New France curfew to include New Year’s Eve, PM announces

8pm-6am curfew to begin next Tuesday as coronavirus cases start to rise again

French prime minister Jean Castex announcing the new Covid-19 restrictions.  “We’ve reached a sort of plateau,” he said. Photograph: Thomas Samson/AFP via Getty Images

French prime minister Jean Castex announcing the new Covid-19 restrictions. “We’ve reached a sort of plateau,” he said. Photograph: Thomas Samson/AFP via Getty Images


France will enforce an 8pm-6am curfew starting next Tuesday, December 15th, including on New Year’s Eve. An exception will be made for Christmas Eve only, prime minister Jean Castex announced on Thursday.

Cinemas, theatres and museums, which were to have reopened on December 15th, will remain closed for at least three more weeks.

Mr Castex said France’s second lockdown, which began in late October, had reduced the number of new Covid-19 cases from 50,000 to 11,000 per day.

But figures began to rise again last week, with 14,595 positive cases recorded on Wednesday, the highest rate since November 25th.

“We’ve reached a sort of plateau,” Mr Castex said. “The number of new infections is no longer decreasing. It has been increasing slightly for several days. We are far from winning the fight.”

Health minister Olivier Véran dramatised the situation by stating that “One new French person is hospitalised every minute because of Covid. A new patient is put in an intensive care unit every seven minutes.” The dynamic is such that no improvement can be expected for the next two weeks.

Small comfort

The fact that France is faring better than its European neighbours offered small comfort. “Whereas France was one of the European countries worst hit by the epidemic at the end of October, the situation has reversed since,” Mr Castex said. “It is probably in France that the situation has evolved most favourably over the last six weeks. We have better controlled the epidemic than our European neighbours.”

In France, there are 107 cases for every 100,000 inhabitants, compared to 150 in Germany, 250 in Italy and 300 in Switzerland, health minister Olivier Véran said.

From December 15th, the French will be allowed to travel between regions, and will no longer be required to carry forms justifying their presence outside, except during the new 8pm-6am curfew.

Interior minister Gérald Darmanin said police have carried out 2.9 million checks during the second lockdown and 285,000 people have been fined €135.

Mr Castex said he regretted the necessity of the 8pm curfew on New Year’s Eve, “a festive moment, but which concentrates all the elements of a jump [in infections]”.

The prime minister said the government “wants to limit opportunities for people to get together as much as possible, because it is more difficult to wear a mask and keep one’s distance when one is eating and drinking.
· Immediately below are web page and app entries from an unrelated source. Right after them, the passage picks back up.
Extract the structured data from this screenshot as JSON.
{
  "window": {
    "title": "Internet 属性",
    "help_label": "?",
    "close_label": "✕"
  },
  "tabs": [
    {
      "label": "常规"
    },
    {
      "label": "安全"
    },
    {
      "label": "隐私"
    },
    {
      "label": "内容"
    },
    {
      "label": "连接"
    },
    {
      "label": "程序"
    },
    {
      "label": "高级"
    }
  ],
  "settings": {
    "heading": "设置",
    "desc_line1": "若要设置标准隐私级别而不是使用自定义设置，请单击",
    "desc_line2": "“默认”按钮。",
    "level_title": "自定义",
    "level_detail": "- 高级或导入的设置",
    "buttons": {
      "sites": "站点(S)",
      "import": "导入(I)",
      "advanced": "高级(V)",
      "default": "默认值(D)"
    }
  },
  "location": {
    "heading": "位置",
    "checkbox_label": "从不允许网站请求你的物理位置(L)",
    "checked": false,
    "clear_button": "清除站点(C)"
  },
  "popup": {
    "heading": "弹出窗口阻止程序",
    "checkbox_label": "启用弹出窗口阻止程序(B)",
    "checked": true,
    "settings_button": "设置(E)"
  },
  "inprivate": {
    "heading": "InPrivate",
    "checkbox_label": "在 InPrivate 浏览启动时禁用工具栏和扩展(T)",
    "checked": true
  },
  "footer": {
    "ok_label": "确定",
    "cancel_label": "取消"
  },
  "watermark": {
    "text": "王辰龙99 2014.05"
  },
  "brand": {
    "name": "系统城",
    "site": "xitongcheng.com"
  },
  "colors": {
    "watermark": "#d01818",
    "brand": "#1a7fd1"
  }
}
That is why we continue to keep bars and restaurants closed.”

Christmas Eve

According to the same logic, Mr Castex said, the country ought to remain under lockdown for the evening of December 24th, when French families have their Christmas meal.

“But Christmas occupies a special place, so we authorise people to go out on the evening of the 24th, but there should not be more than six adults in any one place.”

Mr Castex said he also understands how disappointing is the continued closure of cinemas, theatres, museums, circuses and casinos. “Even if establishments follow all the rules, we must prevent increasing the size of groups. I know how much the cultural sector was counting on the reopening. Everything was ready for the curtains to rise and the screens to light up.”

The infection rate varies a great deal according to regions. Incidence is 200 cases per 100,000 inhabitants in the east, between the Vosges and Ardennes mountains. It is also high in Auvergne-Rhône-Alpes, Savoie and Haute-Savoie, the Doubs, Jura and Hautes-Pyrénées departments. Infection rates are below 50 per 100,000 in the Finistère department of Brittany.

Mr Véran suggested the cold spell in eastern France may explain the difference.